* What is required: Please retype the records below exactly, leaving out any pictures.

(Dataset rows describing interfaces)
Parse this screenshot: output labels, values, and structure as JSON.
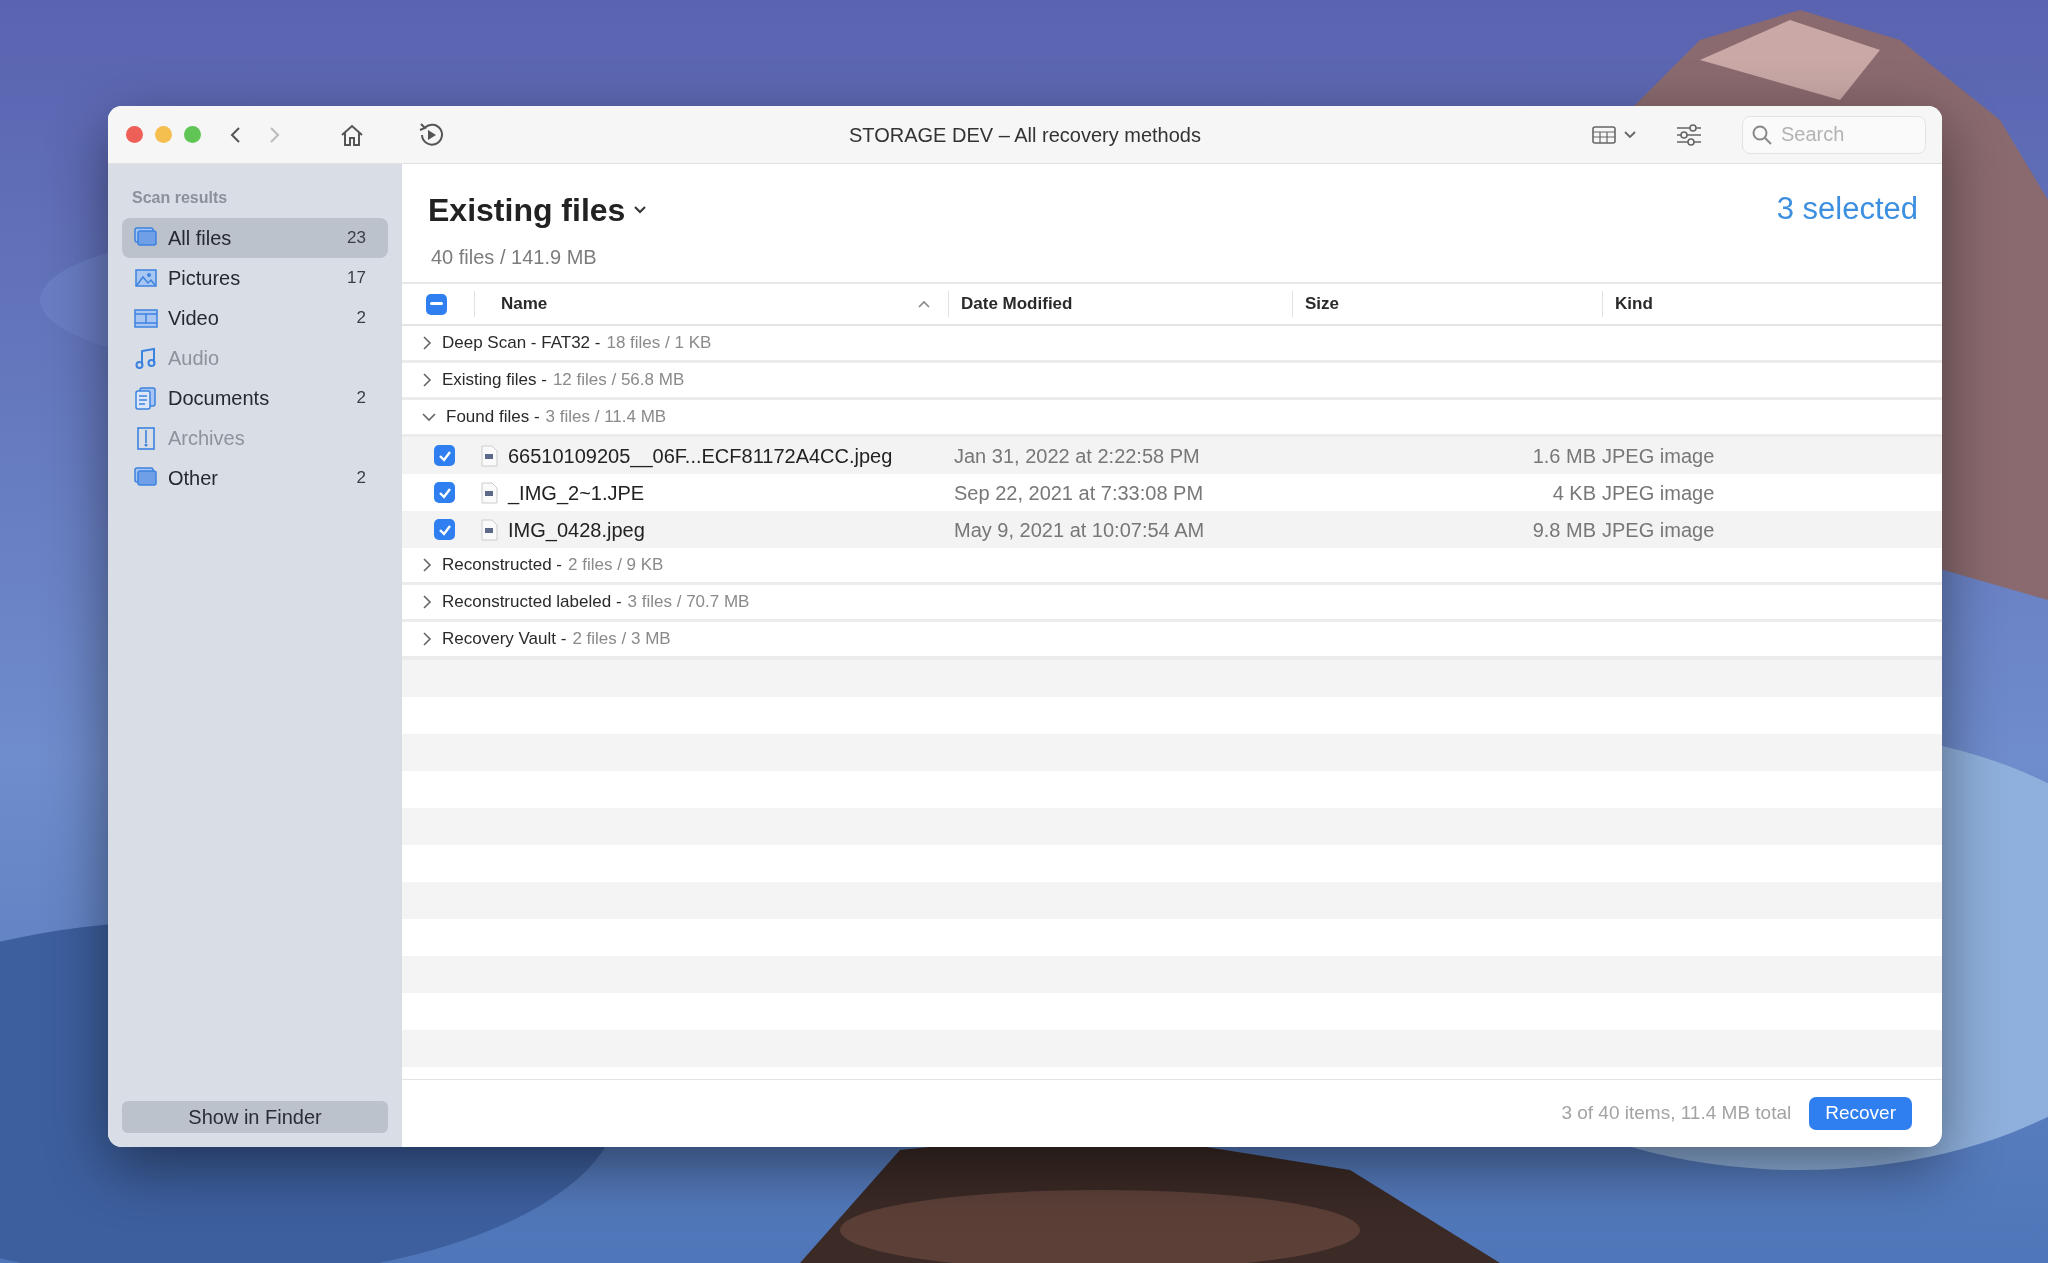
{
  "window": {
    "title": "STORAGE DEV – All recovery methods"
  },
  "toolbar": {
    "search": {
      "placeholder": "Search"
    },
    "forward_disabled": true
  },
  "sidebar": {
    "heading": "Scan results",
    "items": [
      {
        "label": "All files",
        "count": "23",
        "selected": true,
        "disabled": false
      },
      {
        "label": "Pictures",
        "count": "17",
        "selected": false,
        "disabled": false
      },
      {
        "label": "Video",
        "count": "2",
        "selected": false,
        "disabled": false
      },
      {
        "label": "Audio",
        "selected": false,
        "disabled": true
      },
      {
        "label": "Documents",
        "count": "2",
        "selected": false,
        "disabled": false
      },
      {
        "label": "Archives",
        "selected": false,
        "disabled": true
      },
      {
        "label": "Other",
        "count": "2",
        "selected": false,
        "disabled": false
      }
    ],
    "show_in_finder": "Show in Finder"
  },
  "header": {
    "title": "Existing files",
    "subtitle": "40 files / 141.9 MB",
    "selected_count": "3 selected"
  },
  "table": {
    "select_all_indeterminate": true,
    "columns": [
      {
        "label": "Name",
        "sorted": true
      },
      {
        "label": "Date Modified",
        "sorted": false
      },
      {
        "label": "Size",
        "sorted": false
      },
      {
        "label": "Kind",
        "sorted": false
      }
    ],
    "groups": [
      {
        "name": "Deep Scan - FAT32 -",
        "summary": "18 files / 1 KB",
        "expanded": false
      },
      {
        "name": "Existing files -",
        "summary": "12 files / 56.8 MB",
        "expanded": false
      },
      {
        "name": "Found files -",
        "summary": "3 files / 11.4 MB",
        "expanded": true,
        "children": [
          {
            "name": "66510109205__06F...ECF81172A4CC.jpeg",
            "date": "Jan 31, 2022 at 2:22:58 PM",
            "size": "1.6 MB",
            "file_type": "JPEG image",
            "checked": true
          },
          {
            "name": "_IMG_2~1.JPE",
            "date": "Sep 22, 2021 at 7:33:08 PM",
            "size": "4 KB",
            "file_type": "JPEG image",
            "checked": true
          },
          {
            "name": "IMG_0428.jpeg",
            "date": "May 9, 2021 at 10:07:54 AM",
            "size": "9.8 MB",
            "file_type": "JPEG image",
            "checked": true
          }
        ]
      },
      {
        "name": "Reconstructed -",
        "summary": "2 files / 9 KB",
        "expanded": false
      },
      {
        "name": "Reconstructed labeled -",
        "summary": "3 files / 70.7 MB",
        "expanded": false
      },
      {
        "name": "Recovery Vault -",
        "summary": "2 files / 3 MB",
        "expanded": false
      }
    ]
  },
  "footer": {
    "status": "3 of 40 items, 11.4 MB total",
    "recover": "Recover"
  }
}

* Output of the exercise:
Parse this screenshot: output labels, values, and structure as JSON.
{
  "window": {
    "title": "STORAGE DEV – All recovery methods"
  },
  "toolbar": {
    "search": {
      "placeholder": "Search"
    },
    "forward_disabled": true
  },
  "sidebar": {
    "heading": "Scan results",
    "items": [
      {
        "label": "All files",
        "count": "23",
        "selected": true,
        "disabled": false
      },
      {
        "label": "Pictures",
        "count": "17",
        "selected": false,
        "disabled": false
      },
      {
        "label": "Video",
        "count": "2",
        "selected": false,
        "disabled": false
      },
      {
        "label": "Audio",
        "selected": false,
        "disabled": true
      },
      {
        "label": "Documents",
        "count": "2",
        "selected": false,
        "disabled": false
      },
      {
        "label": "Archives",
        "selected": false,
        "disabled": true
      },
      {
        "label": "Other",
        "count": "2",
        "selected": false,
        "disabled": false
      }
    ],
    "show_in_finder": "Show in Finder"
  },
  "header": {
    "title": "Existing files",
    "subtitle": "40 files / 141.9 MB",
    "selected_count": "3 selected"
  },
  "table": {
    "select_all_indeterminate": true,
    "columns": [
      {
        "label": "Name",
        "sorted": true
      },
      {
        "label": "Date Modified",
        "sorted": false
      },
      {
        "label": "Size",
        "sorted": false
      },
      {
        "label": "Kind",
        "sorted": false
      }
    ],
    "groups": [
      {
        "name": "Deep Scan - FAT32 -",
        "summary": "18 files / 1 KB",
        "expanded": false
      },
      {
        "name": "Existing files -",
        "summary": "12 files / 56.8 MB",
        "expanded": false
      },
      {
        "name": "Found files -",
        "summary": "3 files / 11.4 MB",
        "expanded": true,
        "children": [
          {
            "name": "66510109205__06F...ECF81172A4CC.jpeg",
            "date": "Jan 31, 2022 at 2:22:58 PM",
            "size": "1.6 MB",
            "file_type": "JPEG image",
            "checked": true
          },
          {
            "name": "_IMG_2~1.JPE",
            "date": "Sep 22, 2021 at 7:33:08 PM",
            "size": "4 KB",
            "file_type": "JPEG image",
            "checked": true
          },
          {
            "name": "IMG_0428.jpeg",
            "date": "May 9, 2021 at 10:07:54 AM",
            "size": "9.8 MB",
            "file_type": "JPEG image",
            "checked": true
          }
        ]
      },
      {
        "name": "Reconstructed -",
        "summary": "2 files / 9 KB",
        "expanded": false
      },
      {
        "name": "Reconstructed labeled -",
        "summary": "3 files / 70.7 MB",
        "expanded": false
      },
      {
        "name": "Recovery Vault -",
        "summary": "2 files / 3 MB",
        "expanded": false
      }
    ]
  },
  "footer": {
    "status": "3 of 40 items, 11.4 MB total",
    "recover": "Recover"
  }
}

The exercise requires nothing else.